Records for the task —
▶
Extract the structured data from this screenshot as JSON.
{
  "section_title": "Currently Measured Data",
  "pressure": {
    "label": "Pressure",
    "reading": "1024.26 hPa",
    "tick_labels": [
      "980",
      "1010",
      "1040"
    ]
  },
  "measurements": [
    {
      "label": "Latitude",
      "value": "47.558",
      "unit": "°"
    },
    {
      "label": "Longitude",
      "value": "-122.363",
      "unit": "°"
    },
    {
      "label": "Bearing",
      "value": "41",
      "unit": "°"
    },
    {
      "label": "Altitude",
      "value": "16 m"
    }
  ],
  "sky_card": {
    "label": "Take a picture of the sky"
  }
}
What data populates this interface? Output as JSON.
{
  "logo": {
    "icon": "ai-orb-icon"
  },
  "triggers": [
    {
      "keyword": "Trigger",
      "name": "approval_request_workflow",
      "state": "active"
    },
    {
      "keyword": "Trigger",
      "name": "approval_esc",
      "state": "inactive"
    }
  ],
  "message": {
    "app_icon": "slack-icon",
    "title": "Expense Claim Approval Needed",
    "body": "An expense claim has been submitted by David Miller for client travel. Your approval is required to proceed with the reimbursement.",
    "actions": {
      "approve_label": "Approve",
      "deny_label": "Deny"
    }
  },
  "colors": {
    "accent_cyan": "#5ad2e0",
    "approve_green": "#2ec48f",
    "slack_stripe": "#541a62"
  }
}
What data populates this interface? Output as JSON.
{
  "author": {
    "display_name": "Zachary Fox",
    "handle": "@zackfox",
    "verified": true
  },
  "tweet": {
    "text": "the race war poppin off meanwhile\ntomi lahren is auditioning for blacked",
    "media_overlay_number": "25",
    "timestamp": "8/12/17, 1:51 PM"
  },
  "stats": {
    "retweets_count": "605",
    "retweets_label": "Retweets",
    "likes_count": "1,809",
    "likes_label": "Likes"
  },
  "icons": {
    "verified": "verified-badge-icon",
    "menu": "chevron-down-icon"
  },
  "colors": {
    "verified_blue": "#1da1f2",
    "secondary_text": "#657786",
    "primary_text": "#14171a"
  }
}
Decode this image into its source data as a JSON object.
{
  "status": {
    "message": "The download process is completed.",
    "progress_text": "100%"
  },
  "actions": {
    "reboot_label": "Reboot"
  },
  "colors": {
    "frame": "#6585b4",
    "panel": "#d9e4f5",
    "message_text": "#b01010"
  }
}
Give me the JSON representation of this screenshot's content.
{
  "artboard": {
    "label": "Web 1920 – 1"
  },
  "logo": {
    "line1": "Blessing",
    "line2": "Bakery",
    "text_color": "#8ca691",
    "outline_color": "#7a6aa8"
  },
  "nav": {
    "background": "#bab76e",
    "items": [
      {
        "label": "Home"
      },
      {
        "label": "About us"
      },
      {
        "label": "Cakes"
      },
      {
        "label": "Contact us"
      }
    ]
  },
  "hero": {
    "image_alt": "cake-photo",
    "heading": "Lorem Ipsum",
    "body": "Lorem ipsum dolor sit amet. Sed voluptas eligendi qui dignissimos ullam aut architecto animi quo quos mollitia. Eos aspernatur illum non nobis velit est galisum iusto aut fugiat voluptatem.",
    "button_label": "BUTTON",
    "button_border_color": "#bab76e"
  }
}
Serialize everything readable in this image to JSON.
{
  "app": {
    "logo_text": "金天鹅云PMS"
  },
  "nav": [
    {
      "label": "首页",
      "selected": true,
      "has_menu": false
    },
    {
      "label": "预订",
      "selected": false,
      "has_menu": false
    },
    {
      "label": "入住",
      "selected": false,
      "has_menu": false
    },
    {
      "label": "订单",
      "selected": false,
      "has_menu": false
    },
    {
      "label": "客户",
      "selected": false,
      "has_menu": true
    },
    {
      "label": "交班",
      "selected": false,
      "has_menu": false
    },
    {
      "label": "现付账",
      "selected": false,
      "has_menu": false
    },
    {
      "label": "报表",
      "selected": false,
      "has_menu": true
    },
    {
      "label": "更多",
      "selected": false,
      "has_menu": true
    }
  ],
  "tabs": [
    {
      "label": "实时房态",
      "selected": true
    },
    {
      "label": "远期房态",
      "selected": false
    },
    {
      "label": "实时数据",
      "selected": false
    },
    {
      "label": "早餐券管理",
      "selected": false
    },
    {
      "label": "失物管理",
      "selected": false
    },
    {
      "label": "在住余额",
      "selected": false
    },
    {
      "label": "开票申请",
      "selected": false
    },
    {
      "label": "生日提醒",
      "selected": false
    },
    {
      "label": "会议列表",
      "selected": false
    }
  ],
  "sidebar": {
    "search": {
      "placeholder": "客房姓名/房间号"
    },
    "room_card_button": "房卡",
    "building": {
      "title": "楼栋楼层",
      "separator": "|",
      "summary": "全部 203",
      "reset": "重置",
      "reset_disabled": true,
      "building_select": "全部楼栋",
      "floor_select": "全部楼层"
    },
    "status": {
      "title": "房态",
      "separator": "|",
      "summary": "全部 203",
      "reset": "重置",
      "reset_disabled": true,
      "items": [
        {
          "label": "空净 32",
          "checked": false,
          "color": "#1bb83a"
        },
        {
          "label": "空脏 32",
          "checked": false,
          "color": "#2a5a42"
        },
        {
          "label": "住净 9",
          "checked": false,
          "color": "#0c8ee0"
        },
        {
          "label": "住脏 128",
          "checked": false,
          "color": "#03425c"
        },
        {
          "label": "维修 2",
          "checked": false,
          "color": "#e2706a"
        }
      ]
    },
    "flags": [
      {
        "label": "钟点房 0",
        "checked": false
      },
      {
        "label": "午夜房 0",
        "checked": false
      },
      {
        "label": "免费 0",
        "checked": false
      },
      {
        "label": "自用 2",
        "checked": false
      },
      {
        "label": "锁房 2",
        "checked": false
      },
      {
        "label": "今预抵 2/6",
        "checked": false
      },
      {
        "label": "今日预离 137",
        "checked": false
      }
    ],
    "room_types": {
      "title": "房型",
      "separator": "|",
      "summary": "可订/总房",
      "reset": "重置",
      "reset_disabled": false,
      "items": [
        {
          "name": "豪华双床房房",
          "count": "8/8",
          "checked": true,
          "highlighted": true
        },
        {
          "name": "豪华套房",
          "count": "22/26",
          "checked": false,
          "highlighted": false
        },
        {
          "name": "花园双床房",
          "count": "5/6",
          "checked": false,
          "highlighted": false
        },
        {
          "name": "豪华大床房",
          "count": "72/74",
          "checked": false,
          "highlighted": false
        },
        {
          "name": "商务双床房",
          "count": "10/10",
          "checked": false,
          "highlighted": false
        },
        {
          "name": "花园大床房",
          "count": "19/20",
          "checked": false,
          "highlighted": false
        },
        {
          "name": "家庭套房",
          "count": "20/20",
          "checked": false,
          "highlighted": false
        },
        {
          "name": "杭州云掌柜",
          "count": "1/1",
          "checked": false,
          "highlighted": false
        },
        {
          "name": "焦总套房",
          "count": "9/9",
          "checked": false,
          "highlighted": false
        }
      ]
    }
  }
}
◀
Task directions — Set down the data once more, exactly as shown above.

Solved problem —
Extract the structured data from this screenshot as JSON.
{
  "section_title": "Currently Measured Data",
  "pressure": {
    "label": "Pressure",
    "reading": "1024.26 hPa",
    "tick_labels": [
      "980",
      "1010",
      "1040"
    ]
  },
  "measurements": [
    {
      "label": "Latitude",
      "value": "47.558",
      "unit": "°"
    },
    {
      "label": "Longitude",
      "value": "-122.363",
      "unit": "°"
    },
    {
      "label": "Bearing",
      "value": "41",
      "unit": "°"
    },
    {
      "label": "Altitude",
      "value": "16 m"
    }
  ],
  "sky_card": {
    "label": "Take a picture of the sky"
  }
}
What data populates this interface? Output as JSON.
{
  "logo": {
    "icon": "ai-orb-icon"
  },
  "triggers": [
    {
      "keyword": "Trigger",
      "name": "approval_request_workflow",
      "state": "active"
    },
    {
      "keyword": "Trigger",
      "name": "approval_esc",
      "state": "inactive"
    }
  ],
  "message": {
    "app_icon": "slack-icon",
    "title": "Expense Claim Approval Needed",
    "body": "An expense claim has been submitted by David Miller for client travel. Your approval is required to proceed with the reimbursement.",
    "actions": {
      "approve_label": "Approve",
      "deny_label": "Deny"
    }
  },
  "colors": {
    "accent_cyan": "#5ad2e0",
    "approve_green": "#2ec48f",
    "slack_stripe": "#541a62"
  }
}
What data populates this interface? Output as JSON.
{
  "author": {
    "display_name": "Zachary Fox",
    "handle": "@zackfox",
    "verified": true
  },
  "tweet": {
    "text": "the race war poppin off meanwhile\ntomi lahren is auditioning for blacked",
    "media_overlay_number": "25",
    "timestamp": "8/12/17, 1:51 PM"
  },
  "stats": {
    "retweets_count": "605",
    "retweets_label": "Retweets",
    "likes_count": "1,809",
    "likes_label": "Likes"
  },
  "icons": {
    "verified": "verified-badge-icon",
    "menu": "chevron-down-icon"
  },
  "colors": {
    "verified_blue": "#1da1f2",
    "secondary_text": "#657786",
    "primary_text": "#14171a"
  }
}
Decode this image into its source data as a JSON object.
{
  "status": {
    "message": "The download process is completed.",
    "progress_text": "100%"
  },
  "actions": {
    "reboot_label": "Reboot"
  },
  "colors": {
    "frame": "#6585b4",
    "panel": "#d9e4f5",
    "message_text": "#b01010"
  }
}
Give me the JSON representation of this screenshot's content.
{
  "artboard": {
    "label": "Web 1920 – 1"
  },
  "logo": {
    "line1": "Blessing",
    "line2": "Bakery",
    "text_color": "#8ca691",
    "outline_color": "#7a6aa8"
  },
  "nav": {
    "background": "#bab76e",
    "items": [
      {
        "label": "Home"
      },
      {
        "label": "About us"
      },
      {
        "label": "Cakes"
      },
      {
        "label": "Contact us"
      }
    ]
  },
  "hero": {
    "image_alt": "cake-photo",
    "heading": "Lorem Ipsum",
    "body": "Lorem ipsum dolor sit amet. Sed voluptas eligendi qui dignissimos ullam aut architecto animi quo quos mollitia. Eos aspernatur illum non nobis velit est galisum iusto aut fugiat voluptatem.",
    "button_label": "BUTTON",
    "button_border_color": "#bab76e"
  }
}
Serialize everything readable in this image to JSON.
{
  "app": {
    "logo_text": "金天鹅云PMS"
  },
  "nav": [
    {
      "label": "首页",
      "selected": true,
      "has_menu": false
    },
    {
      "label": "预订",
      "selected": false,
      "has_menu": false
    },
    {
      "label": "入住",
      "selected": false,
      "has_menu": false
    },
    {
      "label": "订单",
      "selected": false,
      "has_menu": false
    },
    {
      "label": "客户",
      "selected": false,
      "has_menu": true
    },
    {
      "label": "交班",
      "selected": false,
      "has_menu": false
    },
    {
      "label": "现付账",
      "selected": false,
      "has_menu": false
    },
    {
      "label": "报表",
      "selected": false,
      "has_menu": true
    },
    {
      "label": "更多",
      "selected": false,
      "has_menu": true
    }
  ],
  "tabs": [
    {
      "label": "实时房态",
      "selected": true
    },
    {
      "label": "远期房态",
      "selected": false
    },
    {
      "label": "实时数据",
      "selected": false
    },
    {
      "label": "早餐券管理",
      "selected": false
    },
    {
      "label": "失物管理",
      "selected": false
    },
    {
      "label": "在住余额",
      "selected": false
    },
    {
      "label": "开票申请",
      "selected": false
    },
    {
      "label": "生日提醒",
      "selected": false
    },
    {
      "label": "会议列表",
      "selected": false
    }
  ],
  "sidebar": {
    "search": {
      "placeholder": "客房姓名/房间号"
    },
    "room_card_button": "房卡",
    "building": {
      "title": "楼栋楼层",
      "separator": "|",
      "summary": "全部 203",
      "reset": "重置",
      "reset_disabled": true,
      "building_select": "全部楼栋",
      "floor_select": "全部楼层"
    },
    "status": {
      "title": "房态",
      "separator": "|",
      "summary": "全部 203",
      "reset": "重置",
      "reset_disabled": true,
      "items": [
        {
          "label": "空净 32",
          "checked": false,
          "color": "#1bb83a"
        },
        {
          "label": "空脏 32",
          "checked": false,
          "color": "#2a5a42"
        },
        {
          "label": "住净 9",
          "checked": false,
          "color": "#0c8ee0"
        },
        {
          "label": "住脏 128",
          "checked": false,
          "color": "#03425c"
        },
        {
          "label": "维修 2",
          "checked": false,
          "color": "#e2706a"
        }
      ]
    },
    "flags": [
      {
        "label": "钟点房 0",
        "checked": false
      },
      {
        "label": "午夜房 0",
        "checked": false
      },
      {
        "label": "免费 0",
        "checked": false
      },
      {
        "label": "自用 2",
        "checked": false
      },
      {
        "label": "锁房 2",
        "checked": false
      },
      {
        "label": "今预抵 2/6",
        "checked": false
      },
      {
        "label": "今日预离 137",
        "checked": false
      }
    ],
    "room_types": {
      "title": "房型",
      "separator": "|",
      "summary": "可订/总房",
      "reset": "重置",
      "reset_disabled": false,
      "items": [
        {
          "name": "豪华双床房房",
          "count": "8/8",
          "checked": true,
          "highlighted": true
        },
        {
          "name": "豪华套房",
          "count": "22/26",
          "checked": false,
          "highlighted": false
        },
        {
          "name": "花园双床房",
          "count": "5/6",
          "checked": false,
          "highlighted": false
        },
        {
          "name": "豪华大床房",
          "count": "72/74",
          "checked": false,
          "highlighted": false
        },
        {
          "name": "商务双床房",
          "count": "10/10",
          "checked": false,
          "highlighted": false
        },
        {
          "name": "花园大床房",
          "count": "19/20",
          "checked": false,
          "highlighted": false
        },
        {
          "name": "家庭套房",
          "count": "20/20",
          "checked": false,
          "highlighted": false
        },
        {
          "name": "杭州云掌柜",
          "count": "1/1",
          "checked": false,
          "highlighted": false
        },
        {
          "name": "焦总套房",
          "count": "9/9",
          "checked": false,
          "highlighted": false
        }
      ]
    }
  }
}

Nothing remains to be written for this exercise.